Instead of the expected hollyhocks garlic mustard sprouts up in the flowerbed.

Nobody wants to be that heartless guy who tells an 83-year-old woman to kill the flowers she planted by her driveway. Not when the 83-year-old woman is your own great aunt.

But there they are, bunches of invasive, exotic garlic mustard. And Aunt Diane is proudly showing them off beside the driveway at her Rosemont home.

“I planted hollyhocks here,” she beams.

The trouble is, these little white flowers are not hollyhocks. Far from it. It’s one of the worst invasive species we’re battling in Illinois. Not only does this plant spread everywhere, out-competing native flora, it actually produces toxins that destroy life underground. Trees are affected. Native plants disappear. Garlic mustard blooms early in the spring before anything else and smothers all competition.

Aunt Diane tells me how she bought what were labeled as hollyhocks at the local nursery.

Now comes the sad part. It’s my job to rip up garlic mustard wherever I see it. I kill it without remorse. But I just can’t bring myself to tell Aunt Diane to tear out this particular patch of garlic mustard. And I don’t.

She’s been good to me. No 83-year-old woman anywhere should ever be told by her own family that she cannot enjoy the flowers she planted. I can’t do this.

I stare at the garlic mustard.

“At least it’s blocked-in from spreading beyond the driveway,” I think. I’m rationalizing.

And there is Uncle Tom in the house, my great uncle, sitting inside in a comfortable chair, staring at nothing, coughing every few moments into a napkin he lifts very, very slowly. He’s not well. Hospice has been called. I came to visit my uncle one more time and pay my respects.

These are the uncomfortable moments in life we never want to acknowledge even when they finally arrive. For years, I would think of Uncle Tom and think of nothing but good times. We went fishing together. In fact, when I was a boy he took me on a week-long fishing trip I’ll never forget. Years later, when I was in my 20s in college, he came to visit me in Carbondale and we went out fishing again. To this day, I have never caught a bigger walleye than the walleye Uncle Tom netted for me during that first, boyhood fishing trip.

I was 12, maybe 13 or 14. Uncle Tom had rented a cabin for us someplace where we stayed for nearly a week. It was a guy’s trip. Aunt Diane went off to Duluth to visit relatives. Uncle Tom and I lived like bachelors, washing dishes at the cabin only when we felt like it. We played cards. We fished every day and caught more northern pike, walleye and perch than I’d ever caught. We fried fish for dinner.

One afternoon on the water, that perfect moment that all fishermen dream about happened.
"Let’s try this,” Uncle Tom had suggested a few minutes earlier. He was busy keeping the boat in position, managing everything on board. But he took a moment to sift through his tackle and handed me a jig with a yellow, plastic tail. “These twister-tail jigs work for walleye sometimes,” he said. He knew what he was talking about.

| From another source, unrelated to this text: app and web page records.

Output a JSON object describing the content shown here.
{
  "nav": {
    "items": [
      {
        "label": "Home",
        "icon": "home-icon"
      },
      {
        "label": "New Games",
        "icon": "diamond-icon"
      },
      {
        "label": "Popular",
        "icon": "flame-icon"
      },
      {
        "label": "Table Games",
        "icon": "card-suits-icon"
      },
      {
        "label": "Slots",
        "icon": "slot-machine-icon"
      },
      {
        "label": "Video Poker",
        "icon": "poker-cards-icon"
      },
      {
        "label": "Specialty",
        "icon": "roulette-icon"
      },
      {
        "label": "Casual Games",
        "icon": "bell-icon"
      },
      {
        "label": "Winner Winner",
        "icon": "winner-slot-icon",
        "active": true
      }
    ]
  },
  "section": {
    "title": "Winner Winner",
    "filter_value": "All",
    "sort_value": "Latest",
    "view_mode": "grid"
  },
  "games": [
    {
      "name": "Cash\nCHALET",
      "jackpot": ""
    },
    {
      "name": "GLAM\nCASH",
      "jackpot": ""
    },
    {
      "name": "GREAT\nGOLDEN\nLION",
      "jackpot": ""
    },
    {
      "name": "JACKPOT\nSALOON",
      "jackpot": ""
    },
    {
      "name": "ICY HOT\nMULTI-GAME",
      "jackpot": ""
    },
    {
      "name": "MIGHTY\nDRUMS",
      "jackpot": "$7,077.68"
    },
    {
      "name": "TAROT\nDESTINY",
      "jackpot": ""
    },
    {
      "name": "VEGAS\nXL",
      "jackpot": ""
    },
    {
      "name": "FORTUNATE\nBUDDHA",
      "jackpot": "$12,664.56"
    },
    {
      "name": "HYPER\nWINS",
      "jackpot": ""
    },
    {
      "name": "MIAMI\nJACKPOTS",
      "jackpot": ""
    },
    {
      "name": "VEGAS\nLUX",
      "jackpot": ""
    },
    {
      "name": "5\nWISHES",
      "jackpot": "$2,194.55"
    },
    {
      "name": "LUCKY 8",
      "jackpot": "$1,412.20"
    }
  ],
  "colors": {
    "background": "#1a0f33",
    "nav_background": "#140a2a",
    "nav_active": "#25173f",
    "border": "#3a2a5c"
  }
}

Until that moment, I’d been content to catch the ferocious little northern pike that would chase our lures right up to the boat. But they were always small pike, undersized for the table, and full of bones, and Uncle Tom had a better meal in mind.

Nothing beats a walleye fillet. Even as a boy, I knew the taste of walleye was like no other.

And so I began casting my yellow twister-tail jig for walleye, casting it exactly as I had been casting for pike. Casting. Reeling. Casting. Reeling.

I had no idea what I was doing.
"Let it sink,” Uncle Tom suggested after I’d made a few quick, fruitless casts. “Then take your time.”

And then it happened. The rod suddenly bowed—then pulled hard. I had a big strike, something truly heavy. I could tell whatever I’d hooked was bigger than any of the pike we’d been catching.

Instantly it began peeling off line.

The next moments of this memory are a blur. I remember I was shouting. There was the net in the air in front of me, being held by my uncle, ready for his job. I remember the clicking squealing chatter of the drag and the sudden, on-the-fly lesson from my uncle about how to loosen the drag while I was fighting the fish. I was winning this battle. The line stayed tight—but didn’t snap. The drag-loosening crisis was over. Uncle Tom was coaching me, steady-voiced, and I remember feeling that what was happening was something adults dream about. And this was happening to me.

More blurry fragments of memory follow. I remember seeing Uncle Tom using both arms to lift the heavy fish out of the water, the bronze fish slashing in the net like a pike. And then there was the measuring tape, and Uncle Tom opening his tackle box to retrieve of those anyone’s-guess scales fishermen carry.

Uncle Tom shook his head and told me not to believe the scale after he read the number it showed. It was rusty.

“These things are never exactly right,” he said. I believed him.
And then my blur of a memory includes arriving at the boat dock sometime later, where the owner of the resort came down the steps to greet us. He’d heard the commotion on the water. I remember he had a long face with the unmistakable expression of someone who has just witnessed someone else win the grand prize. It was the greatest thing I had ever seen.

Believe it or not, I do not recall the exact weight of that largest walleye I ever caught. Fishermen do not need to recall numbers. The memories of the experience are what matter. All I know is there has never been a walleye like that since I was fishing with Uncle Tom.

And now my visit with Uncle Tom is over. I’m standing in his driveway, having just paid my respects, thanking him one more time, for the last time. He smiled weakly when I retold the story of the greatest walleye. But I don’t know if he remembered himself. He’s fading away. He coughs again, lifting the tissue slowly, his eyes straining. It breaks my heart to see him like this. But this is life.

Out in the driveway my aunt is telling me more details about the hollyhocks. She poses for a picture.

She knows I’m about to leave, and things are about to change.

She suddenly looks at me.

“He is my whole life,” she cries out, trembling, the distraction of flowers forgotten. “I…can’t…”

None of us really knows the difference we make in this world. We cannot do everything that we should. But we do make a difference, all of us, both by what we uphold and what we decide to ignore, and life will go on.

By: Joe McFarland